  • Cross-set data errors

When data comes from multiple places and is merged, we need to ensure consistency and that there are no contradictory observations that will skew are analysis.

Data Relevance

Based on the type of workloads you intend for your data down-stream, an additional step may be to identify what parts of the dataset are required for your objectives. Reducing the overall dataset size by focusing on what is relevant to the task will save on storage and computation costs. In scenario’s where removing data is not an option (e.g., for compliance), we can partition the dataset by what is relevant for our workload and the rest can be archived to cheaper storage. Reducing our data size this way will also reduce computation costs and processing time for analytical workloads.

Data Structure

Data cleansing is part of a broader process typically referred to as ‘Data Wrangling.’ The key goal of data wrangling is to transform raw data into clean and ‘Tidy Data’ that is suitable for analytics and machine learning workloads. Whilst the entire data wrangling process is outside the scope of this article, you can find a summary of the Tidy Data principles as follows:

  1. Each variable has its own column
  2. All column headers are variable names
  3. Only one variable is stored in each column
  4. There are no variables stored as rows
  5. Each row is a single observation
  6. One type of observational unit forms each table

Data Quality

Sometimes referred to as Validation or Data QA, this is the last step in the cleansing process. The goal here is to ensure that all previous steps have been performed and the data is ready to be processed by the downstream workloads. Many organisations have a set of pre-defined scripts or processes that scan the data and surface any remaining issues that may need attention. Some key points to consider are:

  • Checking the dataset dimensions (dataset size)
    • Do we have sufficient data to perform the analysis?
  • Check all column data types
  • Use visual tools to graph and visually inspect the data for anomalies
  • Use statistical analysis to get insights to the data and check these against known facts
    • Check for biased raw data (e.g., if our survey submissions consisted of 90% male and 10% female, we may want to consider how this impacts the analysis)

Data cleansing tools

In recent years, one of the most popular approaches to data ingestion, cleansing and transformation is the data lake. Data lakes offer the versatility of ingesting raw data from just about any source and the scalability to handle large data volumes. Databricks provides a cloud based, collaborative, notebook style environment that is built on Spark for high performance. It supports Python, R, SQL, and Scala all from the same notebook, so you can use the language with which you are most comfortable. You can also run statistical analysis and create visualisation with a click of a button, right from the notebook you are working with.
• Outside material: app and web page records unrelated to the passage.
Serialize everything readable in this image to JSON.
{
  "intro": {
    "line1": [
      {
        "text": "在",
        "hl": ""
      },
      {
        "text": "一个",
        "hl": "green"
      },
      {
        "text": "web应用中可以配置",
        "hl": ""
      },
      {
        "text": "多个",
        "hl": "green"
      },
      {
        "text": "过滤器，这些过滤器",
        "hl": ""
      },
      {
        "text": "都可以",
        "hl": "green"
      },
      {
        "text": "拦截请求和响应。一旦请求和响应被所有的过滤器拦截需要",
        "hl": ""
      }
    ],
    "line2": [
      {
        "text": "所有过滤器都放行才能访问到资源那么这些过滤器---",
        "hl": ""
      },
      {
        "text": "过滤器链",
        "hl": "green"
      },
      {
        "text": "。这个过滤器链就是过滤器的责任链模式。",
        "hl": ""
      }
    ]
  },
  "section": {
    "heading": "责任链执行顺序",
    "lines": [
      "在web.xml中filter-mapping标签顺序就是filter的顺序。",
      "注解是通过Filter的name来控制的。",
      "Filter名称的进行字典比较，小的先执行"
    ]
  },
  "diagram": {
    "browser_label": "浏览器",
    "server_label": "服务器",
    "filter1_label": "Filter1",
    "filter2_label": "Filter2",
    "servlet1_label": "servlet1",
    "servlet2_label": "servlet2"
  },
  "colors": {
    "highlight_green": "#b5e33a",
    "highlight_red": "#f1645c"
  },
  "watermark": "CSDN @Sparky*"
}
Whether you are storing customer information, building simple business visualisations, or building complex machine learning models, data cleansing is a vital step to ensure successful outcomes. Holistically, data cleansing can be a daunting task, so having a structured approach that divides the problem into smaller, manageable pieces will lay the groundwork for a project that can be accurately costed and well executed.


[1]W. Turner-Williams, “Data literacy is the key to better decisions, innovation, and data-driven organizations,” Forrester, March 2022. [Online]. Available:
[2]MongoDB, “Unstructured Data,” MongoDB, 2022. [Online]. Available:,common%20types%20of%20unstructured%20content..